-- Work required --
Copy out every record below exactly as written, but leave out any pictures.

Dataset records:
::::

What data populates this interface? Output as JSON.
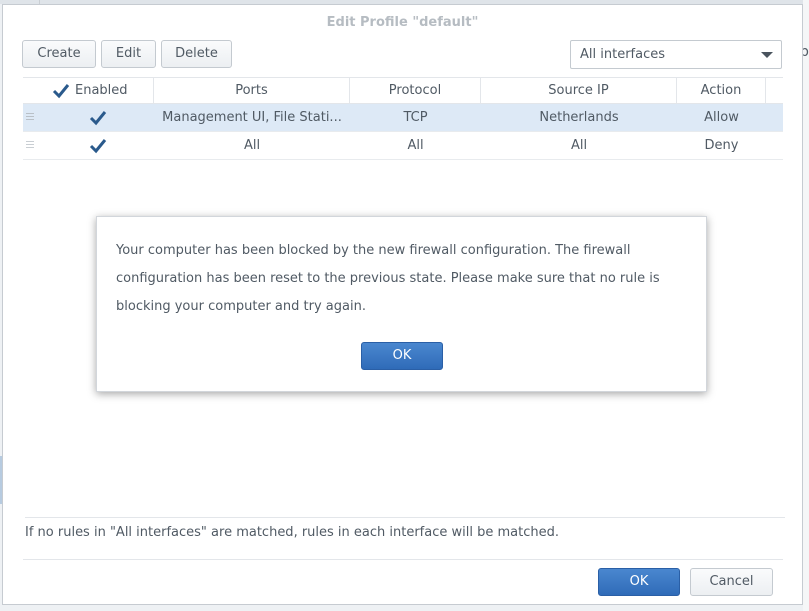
{
  "dialog": {
    "title": "Edit Profile \"default\"",
    "toolbar": {
      "create": "Create",
      "edit": "Edit",
      "delete": "Delete"
    },
    "interface_select": {
      "value": "All interfaces"
    },
    "columns": {
      "enabled": "Enabled",
      "ports": "Ports",
      "protocol": "Protocol",
      "source_ip": "Source IP",
      "action": "Action"
    },
    "rows": [
      {
        "enabled": true,
        "ports": "Management UI, File Stati...",
        "protocol": "TCP",
        "source_ip": "Netherlands",
        "action": "Allow",
        "selected": true
      },
      {
        "enabled": true,
        "ports": "All",
        "protocol": "All",
        "source_ip": "All",
        "action": "Deny",
        "selected": false
      }
    ],
    "footer_note": "If no rules in \"All interfaces\" are matched, rules in each interface will be matched.",
    "ok": "OK",
    "cancel": "Cancel"
  },
  "message_box": {
    "text": "Your computer has been blocked by the new firewall configuration. The firewall configuration has been reset to the previous state. Please make sure that no rule is blocking your computer and try again.",
    "ok": "OK"
  },
  "background": {
    "right_edge_text": "p"
  },
  "colors": {
    "primary_button": "#2f6bb8",
    "selected_row": "#dde9f6",
    "check": "#2a5a8c"
  },
  "icons": {
    "check": "checkmark-icon",
    "dropdown": "chevron-down-icon",
    "drag": "drag-handle-icon"
  }
}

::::

-- Exercise output --
What data populates this interface? Output as JSON.
{
  "dialog": {
    "title": "Edit Profile \"default\"",
    "toolbar": {
      "create": "Create",
      "edit": "Edit",
      "delete": "Delete"
    },
    "interface_select": {
      "value": "All interfaces"
    },
    "columns": {
      "enabled": "Enabled",
      "ports": "Ports",
      "protocol": "Protocol",
      "source_ip": "Source IP",
      "action": "Action"
    },
    "rows": [
      {
        "enabled": true,
        "ports": "Management UI, File Stati...",
        "protocol": "TCP",
        "source_ip": "Netherlands",
        "action": "Allow",
        "selected": true
      },
      {
        "enabled": true,
        "ports": "All",
        "protocol": "All",
        "source_ip": "All",
        "action": "Deny",
        "selected": false
      }
    ],
    "footer_note": "If no rules in \"All interfaces\" are matched, rules in each interface will be matched.",
    "ok": "OK",
    "cancel": "Cancel"
  },
  "message_box": {
    "text": "Your computer has been blocked by the new firewall configuration. The firewall configuration has been reset to the previous state. Please make sure that no rule is blocking your computer and try again.",
    "ok": "OK"
  },
  "background": {
    "right_edge_text": "p"
  },
  "colors": {
    "primary_button": "#2f6bb8",
    "selected_row": "#dde9f6",
    "check": "#2a5a8c"
  },
  "icons": {
    "check": "checkmark-icon",
    "dropdown": "chevron-down-icon",
    "drag": "drag-handle-icon"
  }
}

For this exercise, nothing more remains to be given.